Activity –
Nothing in the records that follow should differ once you have copied them out.

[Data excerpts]
————

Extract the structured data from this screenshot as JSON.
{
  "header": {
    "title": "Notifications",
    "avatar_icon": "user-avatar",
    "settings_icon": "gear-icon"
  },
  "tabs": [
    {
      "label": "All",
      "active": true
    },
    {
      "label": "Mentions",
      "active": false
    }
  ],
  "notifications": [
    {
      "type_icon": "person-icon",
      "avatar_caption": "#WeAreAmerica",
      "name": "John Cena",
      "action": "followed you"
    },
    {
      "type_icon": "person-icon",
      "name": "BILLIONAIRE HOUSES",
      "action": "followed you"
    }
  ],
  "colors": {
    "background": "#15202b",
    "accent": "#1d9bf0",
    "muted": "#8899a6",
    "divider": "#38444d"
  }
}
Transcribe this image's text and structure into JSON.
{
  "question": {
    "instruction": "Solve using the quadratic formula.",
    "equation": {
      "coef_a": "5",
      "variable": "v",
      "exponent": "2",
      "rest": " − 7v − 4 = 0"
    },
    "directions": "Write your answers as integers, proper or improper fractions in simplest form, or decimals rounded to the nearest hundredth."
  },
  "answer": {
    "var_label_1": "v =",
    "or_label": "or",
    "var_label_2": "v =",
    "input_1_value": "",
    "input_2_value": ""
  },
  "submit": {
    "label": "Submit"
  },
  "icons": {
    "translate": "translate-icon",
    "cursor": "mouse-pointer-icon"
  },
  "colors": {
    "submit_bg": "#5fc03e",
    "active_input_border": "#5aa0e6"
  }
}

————

Task result –
Extract the structured data from this screenshot as JSON.
{
  "header": {
    "title": "Notifications",
    "avatar_icon": "user-avatar",
    "settings_icon": "gear-icon"
  },
  "tabs": [
    {
      "label": "All",
      "active": true
    },
    {
      "label": "Mentions",
      "active": false
    }
  ],
  "notifications": [
    {
      "type_icon": "person-icon",
      "avatar_caption": "#WeAreAmerica",
      "name": "John Cena",
      "action": "followed you"
    },
    {
      "type_icon": "person-icon",
      "name": "BILLIONAIRE HOUSES",
      "action": "followed you"
    }
  ],
  "colors": {
    "background": "#15202b",
    "accent": "#1d9bf0",
    "muted": "#8899a6",
    "divider": "#38444d"
  }
}
Transcribe this image's text and structure into JSON.
{
  "question": {
    "instruction": "Solve using the quadratic formula.",
    "equation": {
      "coef_a": "5",
      "variable": "v",
      "exponent": "2",
      "rest": " − 7v − 4 = 0"
    },
    "directions": "Write your answers as integers, proper or improper fractions in simplest form, or decimals rounded to the nearest hundredth."
  },
  "answer": {
    "var_label_1": "v =",
    "or_label": "or",
    "var_label_2": "v =",
    "input_1_value": "",
    "input_2_value": ""
  },
  "submit": {
    "label": "Submit"
  },
  "icons": {
    "translate": "translate-icon",
    "cursor": "mouse-pointer-icon"
  },
  "colors": {
    "submit_bg": "#5fc03e",
    "active_input_border": "#5aa0e6"
  }
}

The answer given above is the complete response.